They used to live in my grandmother’s neighbourhood. A big, poor family of eight children. After the eighth child was born, the husband and wife were constantly quarrelling –the husband hadn’t wanted another child, it just meant another stomach to feed and another body to clothe. The wife didn’t mind. God has given us another child, she said, we should be grateful.. But that only angered the husband more. One evening, after weeks of yelling and slamming doors, the couple began to argue again. The wife was making chapattis in the kitchen and the husband stood, defiant, in the doorway. The argument got heated. The wife turned off the cooker, turned to her husband, and ordered him to get out. She had had enough of his ridiculous behaviour and at this rate, she was better off without him. Her actions infuriated him and he flew across the kitchen, grabbing the first knife he could get his hands on. He turned to his wife, having no idea what he was about to do, when his young 21-year-old son threw himself in front of his mother. The knife sliced through his chest, instead. Their son died.
The husband and wife stopped talking after that. A dark, painful cloud showered over their home. The wife moved away with her broken heart, saying she couldn’t bear to spend the rest of her life with such a man. The husband, drowning in his grief and distress, blamed his wife. If they hadn’t had that eighth child maybe what happened would never have happened.
Several years passed. The separation and the story behind it became fairly familiar amongst the people of the neighbourhood. The couples’ disconnected paths brought on painful sighs and hushed whispers from the women, with pitying, teary gazes.. They would blame the husband, cursing him for the tragic death he had caused.
Time went by like it always does. Years turned into decades. Eyes emptied of tears. Raw wrinkles decorated faces. The harsh silence continued tangling itself around lives and minds. Then, one day, a few of the elder villagers got together. They were worried about the old couple. They should forgive each other, one man said. How can they go on living like this, it must be terribly agonizing for both of them, another said. What about rights and death, someone else put in.

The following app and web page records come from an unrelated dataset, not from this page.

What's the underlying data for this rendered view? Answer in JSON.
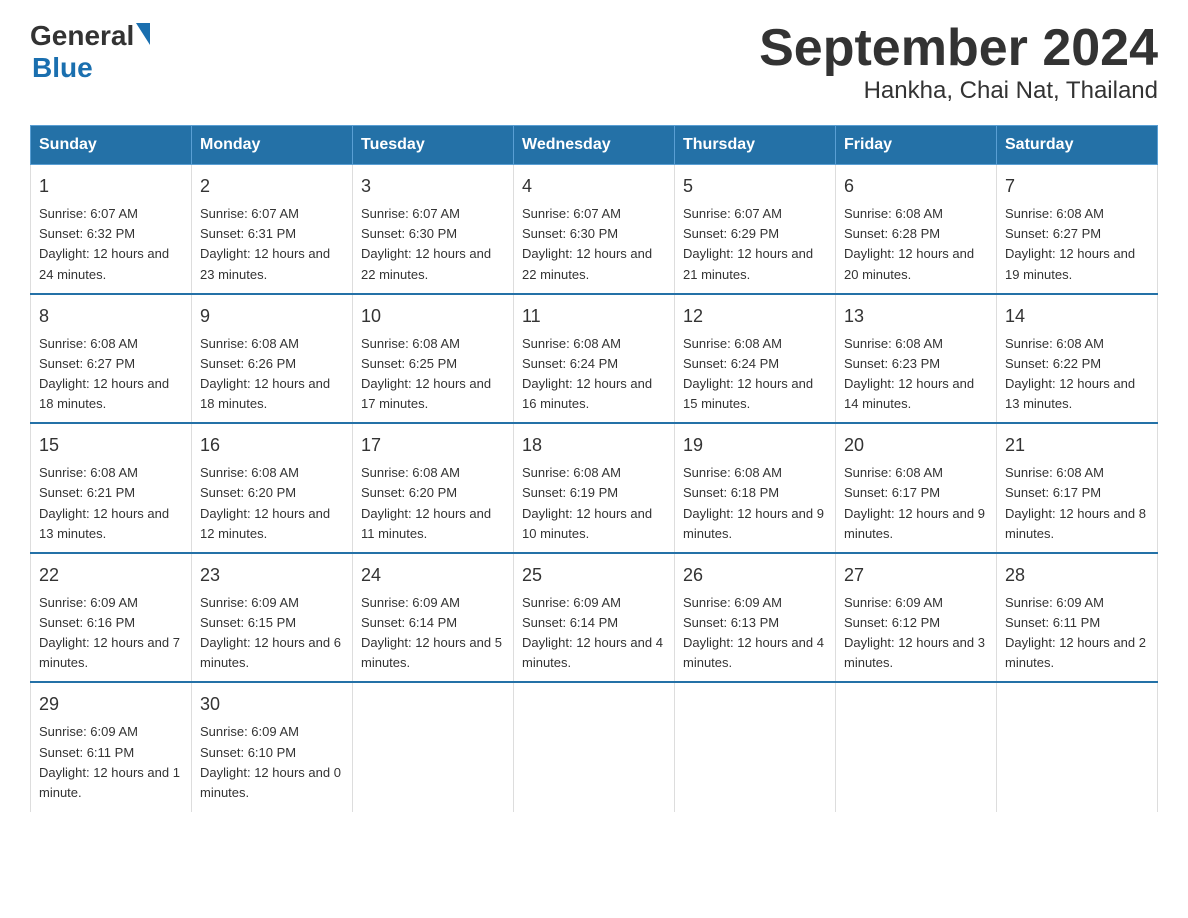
{
  "logo": {
    "general": "General",
    "blue": "Blue"
  },
  "title": "September 2024",
  "subtitle": "Hankha, Chai Nat, Thailand",
  "days_header": [
    "Sunday",
    "Monday",
    "Tuesday",
    "Wednesday",
    "Thursday",
    "Friday",
    "Saturday"
  ],
  "weeks": [
    [
      {
        "day": "1",
        "sunrise": "Sunrise: 6:07 AM",
        "sunset": "Sunset: 6:32 PM",
        "daylight": "Daylight: 12 hours and 24 minutes."
      },
      {
        "day": "2",
        "sunrise": "Sunrise: 6:07 AM",
        "sunset": "Sunset: 6:31 PM",
        "daylight": "Daylight: 12 hours and 23 minutes."
      },
      {
        "day": "3",
        "sunrise": "Sunrise: 6:07 AM",
        "sunset": "Sunset: 6:30 PM",
        "daylight": "Daylight: 12 hours and 22 minutes."
      },
      {
        "day": "4",
        "sunrise": "Sunrise: 6:07 AM",
        "sunset": "Sunset: 6:30 PM",
        "daylight": "Daylight: 12 hours and 22 minutes."
      },
      {
        "day": "5",
        "sunrise": "Sunrise: 6:07 AM",
        "sunset": "Sunset: 6:29 PM",
        "daylight": "Daylight: 12 hours and 21 minutes."
      },
      {
        "day": "6",
        "sunrise": "Sunrise: 6:08 AM",
        "sunset": "Sunset: 6:28 PM",
        "daylight": "Daylight: 12 hours and 20 minutes."
      },
      {
        "day": "7",
        "sunrise": "Sunrise: 6:08 AM",
        "sunset": "Sunset: 6:27 PM",
        "daylight": "Daylight: 12 hours and 19 minutes."
      }
    ],
    [
      {
        "day": "8",
        "sunrise": "Sunrise: 6:08 AM",
        "sunset": "Sunset: 6:27 PM",
        "daylight": "Daylight: 12 hours and 18 minutes."
      },
      {
        "day": "9",
        "sunrise": "Sunrise: 6:08 AM",
        "sunset": "Sunset: 6:26 PM",
        "daylight": "Daylight: 12 hours and 18 minutes."
      },
      {
        "day": "10",
        "sunrise": "Sunrise: 6:08 AM",
        "sunset": "Sunset: 6:25 PM",
        "daylight": "Daylight: 12 hours and 17 minutes."
      },
      {
        "day": "11",
        "sunrise": "Sunrise: 6:08 AM",
        "sunset": "Sunset: 6:24 PM",
        "daylight": "Daylight: 12 hours and 16 minutes."
      },
      {
        "day": "12",
        "sunrise": "Sunrise: 6:08 AM",
        "sunset": "Sunset: 6:24 PM",
        "daylight": "Daylight: 12 hours and 15 minutes."
      },
      {
        "day": "13",
        "sunrise": "Sunrise: 6:08 AM",
        "sunset": "Sunset: 6:23 PM",
        "daylight": "Daylight: 12 hours and 14 minutes."
      },
      {
        "day": "14",
        "sunrise": "Sunrise: 6:08 AM",
        "sunset": "Sunset: 6:22 PM",
        "daylight": "Daylight: 12 hours and 13 minutes."
      }
    ],
    [
      {
        "day": "15",
        "sunrise": "Sunrise: 6:08 AM",
        "sunset": "Sunset: 6:21 PM",
        "daylight": "Daylight: 12 hours and 13 minutes."
      },
      {
        "day": "16",
        "sunrise": "Sunrise: 6:08 AM",
        "sunset": "Sunset: 6:20 PM",
        "daylight": "Daylight: 12 hours and 12 minutes."
      },
      {
        "day": "17",
        "sunrise": "Sunrise: 6:08 AM",
        "sunset": "Sunset: 6:20 PM",
        "daylight": "Daylight: 12 hours and 11 minutes."
      },
      {
        "day": "18",
        "sunrise": "Sunrise: 6:08 AM",
        "sunset": "Sunset: 6:19 PM",
        "daylight": "Daylight: 12 hours and 10 minutes."
      },
      {
        "day": "19",
        "sunrise": "Sunrise: 6:08 AM",
        "sunset": "Sunset: 6:18 PM",
        "daylight": "Daylight: 12 hours and 9 minutes."
      },
      {
        "day": "20",
        "sunrise": "Sunrise: 6:08 AM",
        "sunset": "Sunset: 6:17 PM",
        "daylight": "Daylight: 12 hours and 9 minutes."
      },
      {
        "day": "21",
        "sunrise": "Sunrise: 6:08 AM",
        "sunset": "Sunset: 6:17 PM",
        "daylight": "Daylight: 12 hours and 8 minutes."
      }
    ],
    [
      {
        "day": "22",
        "sunrise": "Sunrise: 6:09 AM",
        "sunset": "Sunset: 6:16 PM",
        "daylight": "Daylight: 12 hours and 7 minutes."
      },
      {
        "day": "23",
        "sunrise": "Sunrise: 6:09 AM",
        "sunset": "Sunset: 6:15 PM",
        "daylight": "Daylight: 12 hours and 6 minutes."
      },
      {
        "day": "24",
        "sunrise": "Sunrise: 6:09 AM",
        "sunset": "Sunset: 6:14 PM",
        "daylight": "Daylight: 12 hours and 5 minutes."
      },
      {
        "day": "25",
        "sunrise": "Sunrise: 6:09 AM",
        "sunset": "Sunset: 6:14 PM",
        "daylight": "Daylight: 12 hours and 4 minutes."
      },
      {
        "day": "26",
        "sunrise": "Sunrise: 6:09 AM",
        "sunset": "Sunset: 6:13 PM",
        "daylight": "Daylight: 12 hours and 4 minutes."
      },
      {
        "day": "27",
        "sunrise": "Sunrise: 6:09 AM",
        "sunset": "Sunset: 6:12 PM",
        "daylight": "Daylight: 12 hours and 3 minutes."
      },
      {
        "day": "28",
        "sunrise": "Sunrise: 6:09 AM",
        "sunset": "Sunset: 6:11 PM",
        "daylight": "Daylight: 12 hours and 2 minutes."
      }
    ],
    [
      {
        "day": "29",
        "sunrise": "Sunrise: 6:09 AM",
        "sunset": "Sunset: 6:11 PM",
        "daylight": "Daylight: 12 hours and 1 minute."
      },
      {
        "day": "30",
        "sunrise": "Sunrise: 6:09 AM",
        "sunset": "Sunset: 6:10 PM",
        "daylight": "Daylight: 12 hours and 0 minutes."
      },
      null,
      null,
      null,
      null,
      null
    ]
  ]
}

After the waves of shock and horror and utter disbelief wore off after hearing my mother relate this story, I thought about forgiveness. How do you forgive something like that? Or do you not forgive at all? Or maybe deep down you do forgive but just can’t come to terms with it? I’ve heard people say that only God forgives, humans are not capable of showing such mercy. At first those words didn’t make much sense but then I later realized that in some situations it was true. Maybe we don’t really know how to forgive.
When we stand before the Almighty, hands stretched out towards the heavens, our eyes squeezed shut as we beg for forgiveness, what do we ask for? What kind of forgiveness do we ask for? We want a complete blank sheet, don’t we? We want another chance. We want our mountains of crimes to be erased, right? We want Him to accept our repentance and let us start again. We don’t want to be reminded of it, or be taunted about it later on, or have it come back to haunt us. We want our sins to be forgiven here and veiled on that day.

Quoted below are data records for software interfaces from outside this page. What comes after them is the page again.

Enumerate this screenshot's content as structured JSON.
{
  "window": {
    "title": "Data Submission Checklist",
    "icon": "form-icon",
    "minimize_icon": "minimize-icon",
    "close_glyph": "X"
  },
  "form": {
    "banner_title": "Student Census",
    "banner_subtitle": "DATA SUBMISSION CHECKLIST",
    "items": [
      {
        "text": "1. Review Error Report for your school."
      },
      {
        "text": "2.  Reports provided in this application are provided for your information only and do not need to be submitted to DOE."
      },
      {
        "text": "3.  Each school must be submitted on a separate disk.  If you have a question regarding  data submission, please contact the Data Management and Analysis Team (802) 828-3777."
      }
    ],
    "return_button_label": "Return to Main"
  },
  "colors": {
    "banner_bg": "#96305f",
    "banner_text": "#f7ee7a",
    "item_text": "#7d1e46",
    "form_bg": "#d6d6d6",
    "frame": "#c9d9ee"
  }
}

Society teaches us to forgive, but never forget. Is that possible? When we say we’ve forgiven another but then continue to remind them of their actions once in a while. Maybe in anger or maybe just to tease or make them feel hurt. That’s not the forgiveness we want for ourselves. What’s that called?